What’s the news: The U.S. Food and Drug Administration (FDA) has cautioned against the use of some medicines FDA-approved to treat or prevent malaria and being used for the treatment or prevention of COVID-19. The FDA has warned that hydroxychloroquine and chloroquine should only be used in hospitals or clinical trials because they have been linked to a risk of heart rhythm problems, especially when paired with the antibiotic azithromycin.
Why it’s important: There have been reports of serious, potentially life-threatening, heart rhythm problems in patients with COVID-19 who are treated with hydroxychloroquine or chloroquine and used in combination with azithromycin and other QT prolonging medicines.
“We are also aware of increased use of these medicines through outpatient prescriptions. Therefore, we would like to remind health care professionals and patients of the known risks associated with both hydroxychloroquine and chloroquine,” says the FDA drug safety communication.
There is no evidence to show that hydroxychloroquine and chloroquine—prescribed for years to treat lupus and arthritis—are safe and effective for treating or preventing COVID-19. These medicines are currently being studied in clinical trials for COVID-19 treatment and prophylaxis. However, in late March the FDA issued an emergency use authorization (EUA) to supply chloroquine and hydroxychloroquine from the Strategic National Stockpile to treat certain patients who are hospitalized with COVID-19 and for whom clinical trials are not available, or participation is not feasible. Learn more about lessons learned from COVID-19, including how treatment is unclear at this time.
Hydroxychloroquine and chloroquine can cause abnormal heart rhythms such as QT interval prolongation and ventricular tachycardia. Risks may increase when combined with other medicines known to prolong the QT interval, including the antibiotic azithromycin, which is also being used in some patients with COVID-19 without FDA approval for this use. When patients have other underlying health issues such as heart disease or kidney disease, they are placed at an increased risk when receiving these medicines.
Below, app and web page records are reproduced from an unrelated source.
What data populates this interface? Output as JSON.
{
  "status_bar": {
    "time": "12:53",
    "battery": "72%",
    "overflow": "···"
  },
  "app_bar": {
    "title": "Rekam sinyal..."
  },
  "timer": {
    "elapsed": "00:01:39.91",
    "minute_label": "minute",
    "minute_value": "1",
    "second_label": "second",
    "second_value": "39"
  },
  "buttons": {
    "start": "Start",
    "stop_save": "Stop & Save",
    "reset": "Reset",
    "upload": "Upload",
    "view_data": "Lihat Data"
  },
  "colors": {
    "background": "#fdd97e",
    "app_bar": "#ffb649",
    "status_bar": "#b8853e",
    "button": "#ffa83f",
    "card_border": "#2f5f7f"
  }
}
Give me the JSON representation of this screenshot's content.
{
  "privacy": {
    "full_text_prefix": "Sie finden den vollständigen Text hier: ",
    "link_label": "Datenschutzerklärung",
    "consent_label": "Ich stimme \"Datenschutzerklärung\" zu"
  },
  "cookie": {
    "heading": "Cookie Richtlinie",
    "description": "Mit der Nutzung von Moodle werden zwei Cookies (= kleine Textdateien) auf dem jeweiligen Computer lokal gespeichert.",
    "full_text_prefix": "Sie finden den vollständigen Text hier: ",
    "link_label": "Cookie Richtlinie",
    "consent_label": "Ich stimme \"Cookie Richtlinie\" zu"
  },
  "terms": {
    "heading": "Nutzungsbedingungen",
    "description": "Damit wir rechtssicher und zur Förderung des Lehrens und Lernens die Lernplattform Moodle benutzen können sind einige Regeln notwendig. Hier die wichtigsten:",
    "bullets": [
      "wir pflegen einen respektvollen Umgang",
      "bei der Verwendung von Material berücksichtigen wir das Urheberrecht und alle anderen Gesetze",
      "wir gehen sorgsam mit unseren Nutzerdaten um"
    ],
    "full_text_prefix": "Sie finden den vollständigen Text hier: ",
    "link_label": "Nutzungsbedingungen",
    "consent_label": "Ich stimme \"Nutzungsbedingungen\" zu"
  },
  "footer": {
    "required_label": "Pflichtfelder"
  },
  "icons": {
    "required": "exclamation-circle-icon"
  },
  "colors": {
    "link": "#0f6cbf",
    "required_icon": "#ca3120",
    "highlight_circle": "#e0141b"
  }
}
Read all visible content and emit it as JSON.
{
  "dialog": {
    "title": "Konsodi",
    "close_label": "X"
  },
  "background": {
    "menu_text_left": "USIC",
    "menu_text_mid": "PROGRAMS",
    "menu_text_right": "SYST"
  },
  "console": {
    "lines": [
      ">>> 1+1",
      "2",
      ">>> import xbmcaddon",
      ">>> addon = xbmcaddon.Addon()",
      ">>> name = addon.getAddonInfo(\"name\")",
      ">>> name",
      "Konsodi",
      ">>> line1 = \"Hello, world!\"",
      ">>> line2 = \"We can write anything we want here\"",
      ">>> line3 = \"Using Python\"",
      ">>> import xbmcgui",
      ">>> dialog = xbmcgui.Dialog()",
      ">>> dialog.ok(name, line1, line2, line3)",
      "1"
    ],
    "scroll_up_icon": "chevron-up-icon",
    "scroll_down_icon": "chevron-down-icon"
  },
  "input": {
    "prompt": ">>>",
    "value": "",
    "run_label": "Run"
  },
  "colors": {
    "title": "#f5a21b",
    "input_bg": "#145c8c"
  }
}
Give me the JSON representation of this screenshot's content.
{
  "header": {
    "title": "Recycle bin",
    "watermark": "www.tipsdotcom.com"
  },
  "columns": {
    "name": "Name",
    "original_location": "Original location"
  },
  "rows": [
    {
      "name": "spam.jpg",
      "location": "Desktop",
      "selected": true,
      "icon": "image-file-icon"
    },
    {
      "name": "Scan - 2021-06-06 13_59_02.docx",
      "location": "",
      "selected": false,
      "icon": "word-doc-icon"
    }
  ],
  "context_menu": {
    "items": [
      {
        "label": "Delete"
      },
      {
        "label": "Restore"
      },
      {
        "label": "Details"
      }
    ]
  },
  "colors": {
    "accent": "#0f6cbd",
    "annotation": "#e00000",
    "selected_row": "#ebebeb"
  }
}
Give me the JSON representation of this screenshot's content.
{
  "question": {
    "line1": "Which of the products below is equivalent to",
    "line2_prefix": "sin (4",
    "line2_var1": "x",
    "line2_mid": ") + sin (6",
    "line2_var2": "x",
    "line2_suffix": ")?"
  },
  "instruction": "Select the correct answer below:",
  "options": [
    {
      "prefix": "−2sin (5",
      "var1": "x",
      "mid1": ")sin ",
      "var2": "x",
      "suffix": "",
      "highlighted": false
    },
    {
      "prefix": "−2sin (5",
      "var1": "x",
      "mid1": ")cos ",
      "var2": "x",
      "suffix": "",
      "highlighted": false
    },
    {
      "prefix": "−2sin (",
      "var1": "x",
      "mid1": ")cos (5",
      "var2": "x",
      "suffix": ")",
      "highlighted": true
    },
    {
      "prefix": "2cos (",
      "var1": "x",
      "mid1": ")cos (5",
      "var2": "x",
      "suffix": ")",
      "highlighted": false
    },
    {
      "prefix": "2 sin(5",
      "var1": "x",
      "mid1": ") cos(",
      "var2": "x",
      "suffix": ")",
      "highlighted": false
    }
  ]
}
When used for COVID-19, hydroxychloroquine and chloroquine should be limited to clinical trial settings to decrease the risk of associated heart problems and other adverse events.
Learn more: The FDA continues to investigate risks associated with the use of these medicine for patients with COVID-19 and will communicate publicly when more information is available. For physicians and other health professionals, the FDA recommends initial evaluation and monitoring when using hydroxychloroquine or chloroquine under the EUA or in clinical trials. To mitigate risks of the unapproved use of chloroquine and hydroxychloroquine, the EUA includes certain mandatory requirements, including adverse event reporting to FDA MedWatch.
If a physician is considering the use of these medicines for COVID-19, the FDA recommends checking ClinicalTrials.gov for a suitable clinical trial option for the patient. Additionally, consider using resources available to assess a patient’s risk of QT prolongation and mortality.
Visit the FDA’s frequently asked questions on the EUA for hydroxychloroquine and chloroquine for certain hospitalized patients with COVID-19.
For more related to hydroxychloroquine, see the joint statement of the American Medical Association, American Pharmacists Association and American Society of Health-System Pharmacists on ordering, prescribing or dispensing COVID-19 medications.
Stay up to speed on the AMA’s COVID-19 advocacy efforts and track the fast-moving pandemic with the AMA's COVID-19 resource center, which offers a library of the most up-to-date resources from JAMA Network™, the Centers for Disease Control and Prevention, and the World Health Organization.
The AMA also created a physician’s guide to COVID-19, which features resources on what evidence-based therapeutic options are available for patients.